"We did have to weigh up a lot of things," says Sorensen. "We have an obligation to the wider organisation and there was the question of reputation damage to consider.
"We had to consider the impact on parents, potential players, current players and sponsors around the issue of someone constantly misbehaving.
"But I think what we can conclude is that a player's welfare will almost certainly always weigh more heavily than the brand considerations.
"And it was important that Zac, who had been in front of me three or four times previously [for drinking offences] was an absolutely different person. He had learned about his drinking, understood it and why he was doing it and all that was backed up by strong medical reports."
Inevitable questions have arisen in the last week about what, if anything, has been learned in the sad case of Guildford.
"You can only manage and understand things within your experience," says Shand. "We [All Black management team] are not trained to assess players clinically or medically at that specialist level."
He says that because now that experience is that bit greater, any player who begins to follow a similar pattern to Guildford will be referred for specialist analysis sooner rather than later.
Now, the assumption won't be made that all those in trouble with alcohol can be fixed by being warned.

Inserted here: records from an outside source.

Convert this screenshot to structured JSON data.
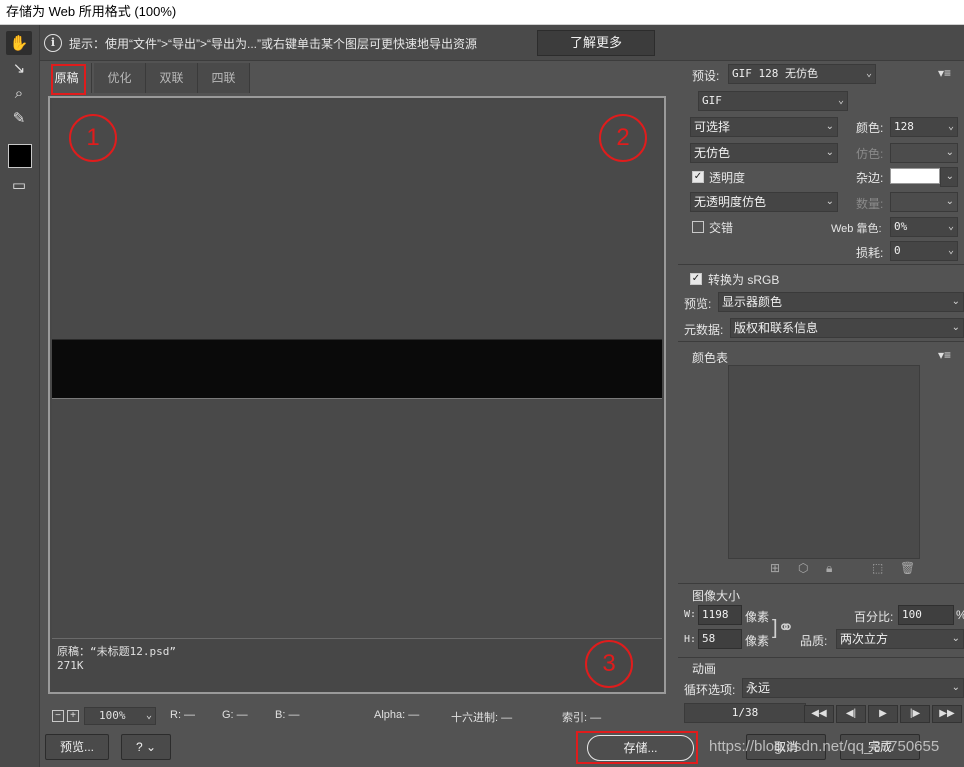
{
  "window": {
    "title": "存储为 Web 所用格式 (100%)"
  },
  "tools": [
    {
      "name": "hand-tool-icon",
      "glyph": "✋"
    },
    {
      "name": "slice-select-icon",
      "glyph": "↘"
    },
    {
      "name": "zoom-icon",
      "glyph": "⌕"
    },
    {
      "name": "eyedropper-icon",
      "glyph": "✎"
    },
    {
      "name": "preview-frame-icon",
      "glyph": "▭"
    }
  ],
  "hint": {
    "text": "提示：使用“文件”>“导出”>“导出为...”或右键单击某个图层可更快速地导出资源",
    "learn_more": "了解更多"
  },
  "tabs": [
    "原稿",
    "优化",
    "双联",
    "四联"
  ],
  "canvas": {
    "info_line1": "原稿：“未标题12.psd”",
    "info_line2": "271K"
  },
  "annotations": [
    "1",
    "2",
    "3"
  ],
  "statusbar": {
    "zoom_minus": "−",
    "zoom_plus": "+",
    "zoom": "100%",
    "r": "R: —",
    "g": "G: —",
    "b": "B: —",
    "alpha": "Alpha: —",
    "hex": "十六进制: —",
    "index": "索引: —"
  },
  "bottom": {
    "preview": "预览...",
    "help_icon": "?",
    "save": "存储...",
    "cancel": "取消",
    "done": "完成"
  },
  "settings": {
    "preset_label": "预设:",
    "preset_value": "GIF 128 无仿色",
    "format": "GIF",
    "reduction": "可选择",
    "dither_algo": "无仿色",
    "transparency_label": "透明度",
    "transparency_checked": true,
    "matte_dither": "无透明度仿色",
    "interlaced_label": "交错",
    "interlaced_checked": false,
    "colors_label": "颜色:",
    "colors_value": "128",
    "dither_label": "仿色:",
    "matte_label": "杂边:",
    "amount_label": "数量:",
    "web_snap_label": "Web 靠色:",
    "web_snap_value": "0%",
    "lossy_label": "损耗:",
    "lossy_value": "0",
    "convert_srgb_label": "转换为 sRGB",
    "convert_srgb_checked": true,
    "preview_label": "预览:",
    "preview_value": "显示器颜色",
    "metadata_label": "元数据:",
    "metadata_value": "版权和联系信息"
  },
  "color_table": {
    "title": "颜色表",
    "icons": [
      "map-icon",
      "cube-icon",
      "lock-icon",
      "new-color-icon",
      "trash-icon"
    ]
  },
  "image_size": {
    "title": "图像大小",
    "w_label": "W:",
    "w_value": "1198",
    "h_label": "H:",
    "h_value": "58",
    "unit": "像素",
    "percent_label": "百分比:",
    "percent_value": "100",
    "percent_unit": "%",
    "quality_label": "品质:",
    "quality_value": "两次立方"
  },
  "animation": {
    "title": "动画",
    "loop_label": "循环选项:",
    "loop_value": "永远",
    "frame": "1/38",
    "controls": [
      "◀◀",
      "◀|",
      "▶",
      "|▶",
      "▶▶"
    ]
  },
  "watermark": "https://blog.csdn.net/qq_37750655"
}
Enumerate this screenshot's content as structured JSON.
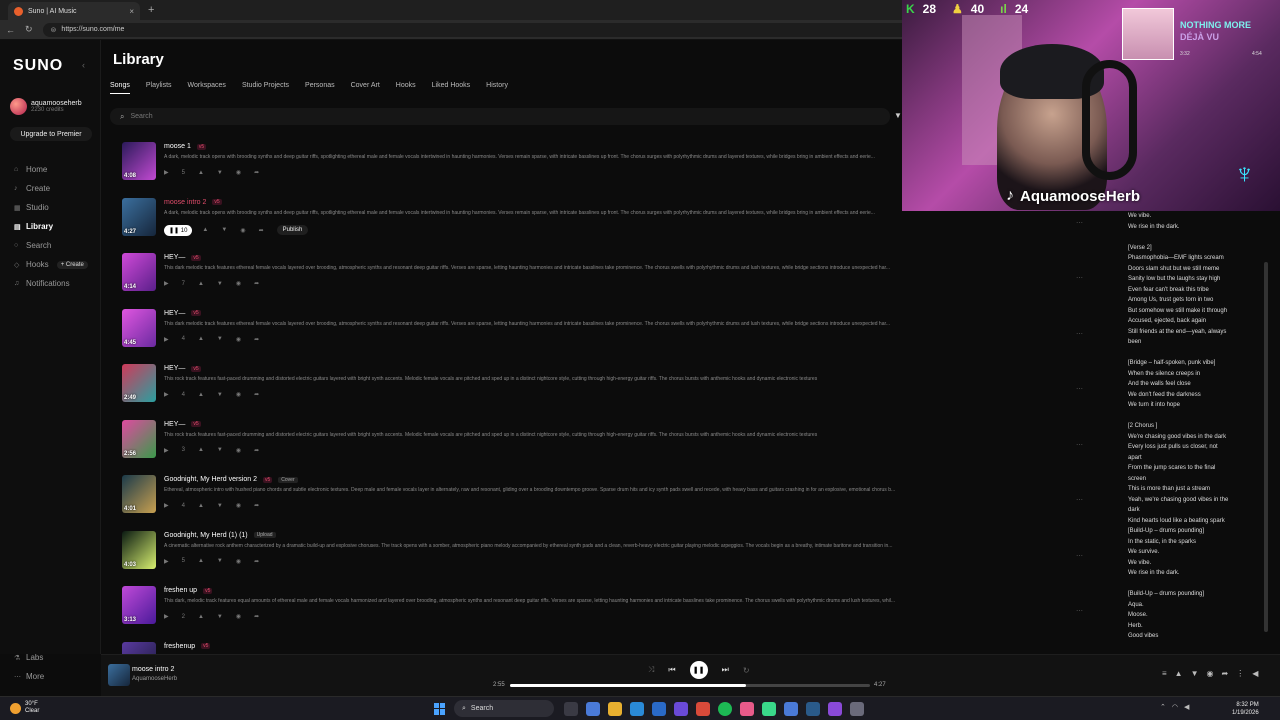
{
  "browser": {
    "tab_title": "Suno | AI Music",
    "tab_close": "×",
    "new_tab": "+",
    "url": "https://suno.com/me"
  },
  "sidebar": {
    "logo": "SUNO",
    "user_name": "aquamooseherb",
    "credits": "2230 credits",
    "upgrade_label": "Upgrade to Premier",
    "items": [
      {
        "label": "Home",
        "icon": "home-icon",
        "glyph": "⌂"
      },
      {
        "label": "Create",
        "icon": "create-icon",
        "glyph": "♪"
      },
      {
        "label": "Studio",
        "icon": "studio-icon",
        "glyph": "▦"
      },
      {
        "label": "Library",
        "icon": "library-icon",
        "glyph": "▤"
      },
      {
        "label": "Search",
        "icon": "search-icon",
        "glyph": "○"
      },
      {
        "label": "Hooks",
        "icon": "hooks-icon",
        "glyph": "◇"
      },
      {
        "label": "Notifications",
        "icon": "bell-icon",
        "glyph": "♫"
      }
    ],
    "hooks_create": "+ Create",
    "labs": "Labs",
    "more": "More"
  },
  "main": {
    "title": "Library",
    "tabs": [
      "Songs",
      "Playlists",
      "Workspaces",
      "Studio Projects",
      "Personas",
      "Cover Art",
      "Hooks",
      "Liked Hooks",
      "History"
    ],
    "search_placeholder": "Search"
  },
  "songs": [
    {
      "title": "moose 1",
      "version": "v5",
      "duration": "4:08",
      "plays": "5",
      "desc": "A dark, melodic track opens with brooding synths and deep guitar riffs, spotlighting ethereal male and female vocals intertwined in haunting harmonies. Verses remain sparse, with intricate basslines up front. The chorus surges with polyrhythmic drums and layered textures, while bridges bring in ambient effects and eerie...",
      "colors": [
        "#2b1a5a",
        "#c24ad2"
      ]
    },
    {
      "title": "moose intro 2",
      "version": "v5",
      "duration": "4:27",
      "plays": "10",
      "desc": "A dark, melodic track opens with brooding synths and deep guitar riffs, spotlighting ethereal male and female vocals intertwined in haunting harmonies. Verses remain sparse, with intricate basslines up front. The chorus surges with polyrhythmic drums and layered textures, while bridges bring in ambient effects and eerie...",
      "colors": [
        "#3b6f9e",
        "#16263b"
      ],
      "playing": true,
      "publish": "Publish"
    },
    {
      "title": "HEY—",
      "version": "v5",
      "duration": "4:14",
      "plays": "7",
      "desc": "This dark melodic track features ethereal female vocals layered over brooding, atmospheric synths and resonant deep guitar riffs. Verses are sparse, letting haunting harmonies and intricate basslines take prominence. The chorus swells with polyrhythmic drums and lush textures, while bridge sections introduce unexpected har...",
      "colors": [
        "#d04ad8",
        "#5a1f8a"
      ]
    },
    {
      "title": "HEY—",
      "version": "v5",
      "duration": "4:45",
      "plays": "4",
      "desc": "This dark melodic track features ethereal female vocals layered over brooding, atmospheric synths and resonant deep guitar riffs. Verses are sparse, letting haunting harmonies and intricate basslines take prominence. The chorus swells with polyrhythmic drums and lush textures, while bridge sections introduce unexpected har...",
      "colors": [
        "#e056e0",
        "#6a2aa0"
      ]
    },
    {
      "title": "HEY—",
      "version": "v5",
      "duration": "2:49",
      "plays": "4",
      "desc": "This rock track features fast-paced drumming and distorted electric guitars layered with bright synth accents. Melodic female vocals are pitched and sped up in a distinct nightcore style, cutting through high-energy guitar riffs. The chorus bursts with anthemic hooks and dynamic electronic textures",
      "colors": [
        "#d03a5a",
        "#2aa0a0"
      ]
    },
    {
      "title": "HEY—",
      "version": "v5",
      "duration": "2:56",
      "plays": "3",
      "desc": "This rock track features fast-paced drumming and distorted electric guitars layered with bright synth accents. Melodic female vocals are pitched and sped up in a distinct nightcore style, cutting through high-energy guitar riffs. The chorus bursts with anthemic hooks and dynamic electronic textures",
      "colors": [
        "#e04aa0",
        "#3a9a4a"
      ]
    },
    {
      "title": "Goodnight, My Herd version 2",
      "version": "v5",
      "tag": "Cover",
      "duration": "4:01",
      "plays": "4",
      "desc": "Ethereal, atmospheric intro with hushed piano chords and subtle electronic textures. Deep male and female vocals layer in alternately, raw and resonant, gliding over a brooding downtempo groove. Sparse drum hits and icy synth pads swell and recede, with heavy bass and guitars crashing in for an explosive, emotional chorus b...",
      "colors": [
        "#1a3a4a",
        "#c8a050"
      ]
    },
    {
      "title": "Goodnight, My Herd (1) (1)",
      "tag": "Upload",
      "duration": "4:03",
      "plays": "5",
      "desc": "A cinematic alternative rock anthem characterized by a dramatic build-up and explosive choruses. The track opens with a somber, atmospheric piano melody accompanied by ethereal synth pads and a clean, reverb-heavy electric guitar playing melodic arpeggios. The vocals begin as a breathy, intimate baritone and transition in...",
      "colors": [
        "#0a1a12",
        "#d8f070"
      ]
    },
    {
      "title": "freshen up",
      "version": "v5",
      "duration": "3:13",
      "plays": "2",
      "desc": "This dark, melodic track features equal amounts of ethereal male and female vocals harmonized and layered over brooding, atmospheric synths and resonant deep guitar riffs. Verses are sparse, letting haunting harmonies and intricate basslines take prominence. The chorus swells with polyrhythmic drums and lush textures, whil...",
      "colors": [
        "#c04ad8",
        "#4a1a9a"
      ]
    },
    {
      "title": "freshenup",
      "version": "v5",
      "duration": "3:10",
      "plays": "2",
      "desc": "",
      "colors": [
        "#5a3aa0",
        "#1a1a3a"
      ]
    }
  ],
  "lyrics": [
    "We vibe.",
    "We rise in the dark.",
    "",
    "[Verse 2]",
    "Phasmophobia—EMF lights scream",
    "Doors slam shut but we still meme",
    "Sanity low but the laughs stay high",
    "Even fear can't break this tribe",
    "Among Us, trust gets torn in two",
    "But somehow we still make it through",
    "Accused, ejected, back again",
    "Still friends at the end—yeah, always",
    "been",
    "",
    "[Bridge – half-spoken, punk vibe]",
    "When the silence creeps in",
    "And the walls feel close",
    "We don't feed the darkness",
    "We turn it into hope",
    "",
    "[2 Chorus ]",
    "We're chasing good vibes in the dark",
    "Every loss just pulls us closer, not",
    "apart",
    "From the jump scares to the final",
    "screen",
    "This is more than just a stream",
    "Yeah, we're chasing good vibes in the",
    "dark",
    "Kind hearts loud like a beating spark",
    "[Build-Up – drums pounding]",
    "In the static, in the sparks",
    "We survive.",
    "We vibe.",
    "We rise in the dark.",
    "",
    "[Build-Up – drums pounding]",
    "Aqua.",
    "Moose.",
    "Herb.",
    "Good vibes"
  ],
  "stream": {
    "stat1": "28",
    "stat2": "40",
    "stat3": "24",
    "np_label": "NOTHING MORE",
    "np_song": "DÉJÀ VU",
    "np_cur": "3:32",
    "np_tot": "4:54",
    "handle": "AquamooseHerb"
  },
  "player": {
    "title": "moose intro 2",
    "artist": "AquamooseHerb",
    "current": "2:55",
    "total": "4:27",
    "progress": 0.655
  },
  "taskbar": {
    "temp": "30°F",
    "cond": "Clear",
    "search": "Search",
    "time": "8:32 PM",
    "date": "1/19/2026"
  }
}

"When players present with physical injuries, which is about 99 per cent of the time, we know exactly what to do," says Sorensen. "What we need to do is get better at understanding mental illness."